TASK TO CARRY OUT:
Only the lines with "bytes" in the entries below belong in the answer; please copy them.

DATA LISTING:
• • • • • • •

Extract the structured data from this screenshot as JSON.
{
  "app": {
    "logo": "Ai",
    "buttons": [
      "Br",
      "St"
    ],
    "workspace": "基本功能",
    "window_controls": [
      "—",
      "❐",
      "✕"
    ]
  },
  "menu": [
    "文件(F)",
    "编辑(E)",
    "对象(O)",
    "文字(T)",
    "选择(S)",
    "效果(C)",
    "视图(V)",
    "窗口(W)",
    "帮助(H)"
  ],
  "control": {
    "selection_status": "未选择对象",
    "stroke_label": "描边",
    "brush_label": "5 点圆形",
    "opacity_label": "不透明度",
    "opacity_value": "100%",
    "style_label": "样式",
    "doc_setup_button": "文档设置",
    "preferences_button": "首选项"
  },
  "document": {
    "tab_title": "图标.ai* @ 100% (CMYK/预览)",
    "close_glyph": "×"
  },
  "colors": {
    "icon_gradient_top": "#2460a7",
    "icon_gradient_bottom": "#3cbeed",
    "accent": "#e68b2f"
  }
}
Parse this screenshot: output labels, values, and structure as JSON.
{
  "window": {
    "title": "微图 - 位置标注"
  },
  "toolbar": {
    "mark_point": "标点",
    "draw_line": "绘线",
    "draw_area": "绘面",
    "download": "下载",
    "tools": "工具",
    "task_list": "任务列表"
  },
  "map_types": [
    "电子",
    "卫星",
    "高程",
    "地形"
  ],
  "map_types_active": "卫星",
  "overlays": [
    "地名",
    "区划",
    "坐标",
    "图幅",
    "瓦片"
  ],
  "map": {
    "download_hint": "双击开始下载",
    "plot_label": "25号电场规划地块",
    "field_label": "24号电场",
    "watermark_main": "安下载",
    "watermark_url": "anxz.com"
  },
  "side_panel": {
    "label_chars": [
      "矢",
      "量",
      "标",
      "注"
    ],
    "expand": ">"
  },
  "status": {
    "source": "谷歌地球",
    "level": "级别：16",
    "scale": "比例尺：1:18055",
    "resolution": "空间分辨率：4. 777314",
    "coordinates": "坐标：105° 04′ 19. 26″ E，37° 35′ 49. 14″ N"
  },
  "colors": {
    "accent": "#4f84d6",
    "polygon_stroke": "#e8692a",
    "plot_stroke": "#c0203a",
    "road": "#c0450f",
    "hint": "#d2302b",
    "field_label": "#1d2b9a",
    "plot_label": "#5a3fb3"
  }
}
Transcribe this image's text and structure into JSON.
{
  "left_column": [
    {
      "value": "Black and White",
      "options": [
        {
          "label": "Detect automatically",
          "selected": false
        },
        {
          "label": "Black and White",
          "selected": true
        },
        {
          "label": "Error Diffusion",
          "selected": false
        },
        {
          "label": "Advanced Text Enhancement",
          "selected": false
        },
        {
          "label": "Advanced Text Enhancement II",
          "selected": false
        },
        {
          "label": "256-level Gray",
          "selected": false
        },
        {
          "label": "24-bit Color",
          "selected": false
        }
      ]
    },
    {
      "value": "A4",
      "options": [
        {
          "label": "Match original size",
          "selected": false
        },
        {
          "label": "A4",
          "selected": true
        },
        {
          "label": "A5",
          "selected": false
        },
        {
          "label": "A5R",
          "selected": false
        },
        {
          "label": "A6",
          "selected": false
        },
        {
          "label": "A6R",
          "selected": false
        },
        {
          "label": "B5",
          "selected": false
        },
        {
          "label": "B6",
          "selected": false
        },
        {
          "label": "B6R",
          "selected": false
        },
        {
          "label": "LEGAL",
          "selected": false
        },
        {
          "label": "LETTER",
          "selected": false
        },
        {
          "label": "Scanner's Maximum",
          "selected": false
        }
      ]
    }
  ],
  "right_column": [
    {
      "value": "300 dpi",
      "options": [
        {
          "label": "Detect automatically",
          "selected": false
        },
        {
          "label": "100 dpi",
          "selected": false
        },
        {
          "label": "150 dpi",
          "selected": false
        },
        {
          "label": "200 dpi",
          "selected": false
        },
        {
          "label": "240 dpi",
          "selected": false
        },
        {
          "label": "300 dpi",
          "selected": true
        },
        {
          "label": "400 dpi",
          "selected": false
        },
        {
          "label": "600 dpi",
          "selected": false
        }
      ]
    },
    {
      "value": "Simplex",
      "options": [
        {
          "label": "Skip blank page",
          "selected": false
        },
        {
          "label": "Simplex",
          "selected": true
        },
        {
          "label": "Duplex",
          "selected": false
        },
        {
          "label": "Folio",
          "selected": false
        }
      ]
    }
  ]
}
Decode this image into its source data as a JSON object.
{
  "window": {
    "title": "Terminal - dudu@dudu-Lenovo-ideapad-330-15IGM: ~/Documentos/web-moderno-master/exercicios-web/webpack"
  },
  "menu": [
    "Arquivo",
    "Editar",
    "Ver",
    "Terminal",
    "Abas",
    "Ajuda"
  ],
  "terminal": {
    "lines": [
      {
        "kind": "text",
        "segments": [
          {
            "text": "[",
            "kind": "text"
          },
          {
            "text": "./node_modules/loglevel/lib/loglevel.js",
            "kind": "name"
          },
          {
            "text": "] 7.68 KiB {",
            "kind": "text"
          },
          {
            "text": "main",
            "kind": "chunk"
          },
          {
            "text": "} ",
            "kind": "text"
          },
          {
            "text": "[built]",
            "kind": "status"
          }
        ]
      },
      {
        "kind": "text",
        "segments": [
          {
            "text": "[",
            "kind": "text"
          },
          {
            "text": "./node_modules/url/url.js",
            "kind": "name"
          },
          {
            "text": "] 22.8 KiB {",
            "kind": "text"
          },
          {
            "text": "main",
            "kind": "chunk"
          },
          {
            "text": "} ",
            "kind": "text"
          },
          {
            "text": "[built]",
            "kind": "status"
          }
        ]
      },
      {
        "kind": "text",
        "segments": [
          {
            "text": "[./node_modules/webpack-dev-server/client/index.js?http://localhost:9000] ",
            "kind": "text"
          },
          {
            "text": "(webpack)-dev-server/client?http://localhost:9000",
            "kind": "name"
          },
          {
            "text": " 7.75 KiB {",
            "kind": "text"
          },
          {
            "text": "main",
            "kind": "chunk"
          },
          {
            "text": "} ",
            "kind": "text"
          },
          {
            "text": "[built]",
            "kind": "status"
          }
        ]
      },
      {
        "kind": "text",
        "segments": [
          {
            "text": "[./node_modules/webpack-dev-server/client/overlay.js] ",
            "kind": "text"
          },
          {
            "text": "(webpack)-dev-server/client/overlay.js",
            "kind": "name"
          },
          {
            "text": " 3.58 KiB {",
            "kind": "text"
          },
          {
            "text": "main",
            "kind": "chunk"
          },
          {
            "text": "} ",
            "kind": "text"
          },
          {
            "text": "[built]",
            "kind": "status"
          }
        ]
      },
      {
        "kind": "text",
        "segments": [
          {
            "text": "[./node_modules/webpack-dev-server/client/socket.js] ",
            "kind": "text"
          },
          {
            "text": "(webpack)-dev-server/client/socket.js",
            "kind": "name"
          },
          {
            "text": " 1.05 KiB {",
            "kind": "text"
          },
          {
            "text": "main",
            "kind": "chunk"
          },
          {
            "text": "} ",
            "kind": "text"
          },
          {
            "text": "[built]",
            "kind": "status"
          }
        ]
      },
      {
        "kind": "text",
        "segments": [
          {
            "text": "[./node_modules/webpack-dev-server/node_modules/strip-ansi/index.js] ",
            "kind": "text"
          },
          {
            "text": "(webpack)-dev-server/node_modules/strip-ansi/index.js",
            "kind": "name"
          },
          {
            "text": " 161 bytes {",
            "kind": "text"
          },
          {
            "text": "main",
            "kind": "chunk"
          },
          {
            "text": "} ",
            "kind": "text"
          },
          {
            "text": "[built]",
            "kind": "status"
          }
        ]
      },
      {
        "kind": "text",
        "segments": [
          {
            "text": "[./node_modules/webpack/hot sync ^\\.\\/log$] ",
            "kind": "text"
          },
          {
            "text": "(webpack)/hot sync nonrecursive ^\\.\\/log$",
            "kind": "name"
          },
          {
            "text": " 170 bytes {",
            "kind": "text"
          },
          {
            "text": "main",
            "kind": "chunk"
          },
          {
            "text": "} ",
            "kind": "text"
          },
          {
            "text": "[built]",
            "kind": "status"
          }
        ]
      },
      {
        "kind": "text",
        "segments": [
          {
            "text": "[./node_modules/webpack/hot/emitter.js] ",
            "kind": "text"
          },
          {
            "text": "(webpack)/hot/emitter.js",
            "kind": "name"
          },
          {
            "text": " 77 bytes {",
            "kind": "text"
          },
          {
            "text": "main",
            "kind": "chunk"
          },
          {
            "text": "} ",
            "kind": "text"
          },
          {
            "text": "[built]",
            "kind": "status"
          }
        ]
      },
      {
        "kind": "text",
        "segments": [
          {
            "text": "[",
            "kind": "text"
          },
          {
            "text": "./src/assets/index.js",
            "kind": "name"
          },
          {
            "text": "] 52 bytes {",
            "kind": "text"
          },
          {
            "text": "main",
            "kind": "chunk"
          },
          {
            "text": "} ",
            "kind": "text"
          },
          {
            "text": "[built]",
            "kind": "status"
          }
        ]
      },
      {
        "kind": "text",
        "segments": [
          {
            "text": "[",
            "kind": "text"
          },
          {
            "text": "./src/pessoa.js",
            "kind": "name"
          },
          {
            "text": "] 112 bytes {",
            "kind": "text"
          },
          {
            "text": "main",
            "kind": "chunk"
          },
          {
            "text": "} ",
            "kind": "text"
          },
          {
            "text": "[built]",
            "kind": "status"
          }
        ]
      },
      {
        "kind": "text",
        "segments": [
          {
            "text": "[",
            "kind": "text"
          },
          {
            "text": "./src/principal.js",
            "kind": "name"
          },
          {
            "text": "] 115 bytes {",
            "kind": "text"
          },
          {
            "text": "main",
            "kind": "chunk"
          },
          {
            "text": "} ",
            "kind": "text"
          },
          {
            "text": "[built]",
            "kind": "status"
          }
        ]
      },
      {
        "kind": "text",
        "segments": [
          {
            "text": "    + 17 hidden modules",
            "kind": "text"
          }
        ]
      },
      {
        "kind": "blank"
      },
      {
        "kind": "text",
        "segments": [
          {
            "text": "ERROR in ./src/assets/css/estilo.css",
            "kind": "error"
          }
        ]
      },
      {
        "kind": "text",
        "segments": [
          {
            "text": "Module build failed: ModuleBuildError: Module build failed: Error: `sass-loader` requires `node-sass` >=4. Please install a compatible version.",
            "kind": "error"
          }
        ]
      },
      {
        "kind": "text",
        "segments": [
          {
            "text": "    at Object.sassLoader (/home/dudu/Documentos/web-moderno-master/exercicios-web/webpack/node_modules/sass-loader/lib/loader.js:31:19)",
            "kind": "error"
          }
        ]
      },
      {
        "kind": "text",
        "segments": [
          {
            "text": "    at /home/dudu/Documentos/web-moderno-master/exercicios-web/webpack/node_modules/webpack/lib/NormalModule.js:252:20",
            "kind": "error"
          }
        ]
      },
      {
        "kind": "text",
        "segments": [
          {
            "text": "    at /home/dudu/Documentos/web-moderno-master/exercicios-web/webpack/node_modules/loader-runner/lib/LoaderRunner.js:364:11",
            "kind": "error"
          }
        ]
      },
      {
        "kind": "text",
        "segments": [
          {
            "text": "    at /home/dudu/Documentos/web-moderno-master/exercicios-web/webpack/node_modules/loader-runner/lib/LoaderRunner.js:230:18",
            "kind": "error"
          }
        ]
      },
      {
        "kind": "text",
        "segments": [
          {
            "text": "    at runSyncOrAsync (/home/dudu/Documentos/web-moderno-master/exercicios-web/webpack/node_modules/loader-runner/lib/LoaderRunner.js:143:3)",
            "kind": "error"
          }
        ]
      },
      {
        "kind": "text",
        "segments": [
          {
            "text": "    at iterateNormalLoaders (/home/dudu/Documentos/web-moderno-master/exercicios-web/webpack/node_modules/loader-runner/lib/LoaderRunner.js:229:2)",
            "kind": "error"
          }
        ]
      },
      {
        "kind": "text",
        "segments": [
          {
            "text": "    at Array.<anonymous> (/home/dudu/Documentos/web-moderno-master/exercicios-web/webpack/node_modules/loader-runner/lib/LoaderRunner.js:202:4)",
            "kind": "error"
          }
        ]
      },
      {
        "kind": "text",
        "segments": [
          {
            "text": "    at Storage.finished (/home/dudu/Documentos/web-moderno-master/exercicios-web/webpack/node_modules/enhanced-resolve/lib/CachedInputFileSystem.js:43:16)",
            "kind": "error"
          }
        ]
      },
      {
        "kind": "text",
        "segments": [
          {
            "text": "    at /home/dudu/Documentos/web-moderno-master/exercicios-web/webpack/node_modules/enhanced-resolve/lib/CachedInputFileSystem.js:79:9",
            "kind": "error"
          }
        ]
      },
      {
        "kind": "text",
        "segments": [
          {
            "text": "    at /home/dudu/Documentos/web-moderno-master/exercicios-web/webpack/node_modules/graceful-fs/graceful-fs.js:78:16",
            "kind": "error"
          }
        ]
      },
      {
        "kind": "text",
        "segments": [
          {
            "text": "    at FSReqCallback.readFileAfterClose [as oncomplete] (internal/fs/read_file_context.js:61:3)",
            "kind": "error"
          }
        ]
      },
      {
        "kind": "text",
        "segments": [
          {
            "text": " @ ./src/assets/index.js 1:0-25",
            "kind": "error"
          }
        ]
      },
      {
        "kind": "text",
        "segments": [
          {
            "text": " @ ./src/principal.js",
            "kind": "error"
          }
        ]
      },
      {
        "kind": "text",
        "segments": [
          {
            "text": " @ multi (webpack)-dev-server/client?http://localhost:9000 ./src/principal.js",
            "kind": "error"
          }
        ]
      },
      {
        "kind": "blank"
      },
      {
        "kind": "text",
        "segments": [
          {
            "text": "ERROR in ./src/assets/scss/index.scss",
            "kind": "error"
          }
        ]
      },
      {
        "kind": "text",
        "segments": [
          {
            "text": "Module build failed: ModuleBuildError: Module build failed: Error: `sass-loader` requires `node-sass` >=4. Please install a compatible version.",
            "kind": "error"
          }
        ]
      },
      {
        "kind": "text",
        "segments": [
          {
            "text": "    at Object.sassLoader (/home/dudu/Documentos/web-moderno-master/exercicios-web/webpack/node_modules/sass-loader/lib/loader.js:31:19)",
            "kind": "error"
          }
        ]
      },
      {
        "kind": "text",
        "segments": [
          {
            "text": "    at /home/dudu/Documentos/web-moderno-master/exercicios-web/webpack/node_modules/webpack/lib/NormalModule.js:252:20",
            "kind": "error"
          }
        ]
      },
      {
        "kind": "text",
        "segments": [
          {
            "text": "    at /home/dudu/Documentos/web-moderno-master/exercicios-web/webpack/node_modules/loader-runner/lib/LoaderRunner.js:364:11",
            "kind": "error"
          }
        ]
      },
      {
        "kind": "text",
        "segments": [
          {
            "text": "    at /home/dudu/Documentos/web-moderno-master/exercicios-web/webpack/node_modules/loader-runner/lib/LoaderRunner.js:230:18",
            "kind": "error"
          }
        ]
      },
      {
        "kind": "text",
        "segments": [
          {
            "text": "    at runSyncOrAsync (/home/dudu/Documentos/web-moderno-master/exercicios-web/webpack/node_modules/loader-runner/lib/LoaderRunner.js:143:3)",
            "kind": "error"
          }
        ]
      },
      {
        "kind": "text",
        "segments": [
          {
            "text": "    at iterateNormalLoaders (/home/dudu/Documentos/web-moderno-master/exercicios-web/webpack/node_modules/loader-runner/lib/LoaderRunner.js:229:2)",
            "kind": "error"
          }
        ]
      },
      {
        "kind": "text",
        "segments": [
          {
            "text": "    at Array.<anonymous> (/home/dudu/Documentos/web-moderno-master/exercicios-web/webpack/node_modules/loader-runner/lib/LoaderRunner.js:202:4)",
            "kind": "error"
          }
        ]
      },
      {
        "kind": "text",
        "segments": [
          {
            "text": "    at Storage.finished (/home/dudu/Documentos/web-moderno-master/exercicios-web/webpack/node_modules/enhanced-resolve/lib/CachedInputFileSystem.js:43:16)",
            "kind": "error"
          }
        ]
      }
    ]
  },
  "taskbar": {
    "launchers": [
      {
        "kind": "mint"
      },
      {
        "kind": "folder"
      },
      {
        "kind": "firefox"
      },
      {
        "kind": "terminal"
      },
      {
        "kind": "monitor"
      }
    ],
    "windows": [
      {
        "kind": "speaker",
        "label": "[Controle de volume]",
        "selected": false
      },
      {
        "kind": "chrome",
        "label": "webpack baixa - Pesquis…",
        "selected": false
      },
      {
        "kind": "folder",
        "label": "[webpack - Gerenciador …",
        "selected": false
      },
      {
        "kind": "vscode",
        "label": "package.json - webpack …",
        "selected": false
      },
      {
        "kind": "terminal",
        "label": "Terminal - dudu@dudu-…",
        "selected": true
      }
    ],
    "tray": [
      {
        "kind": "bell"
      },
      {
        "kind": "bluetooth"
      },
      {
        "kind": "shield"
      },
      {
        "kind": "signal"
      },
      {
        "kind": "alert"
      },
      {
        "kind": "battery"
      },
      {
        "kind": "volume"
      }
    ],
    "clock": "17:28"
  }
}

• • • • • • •

PROBLEM SOLUTION:
            "text": " 161 bytes {",
            "text": " 170 bytes {",
            "text": " 77 bytes {",
            "text": "] 52 bytes {",
            "text": "] 112 bytes {",
            "text": "] 115 bytes {",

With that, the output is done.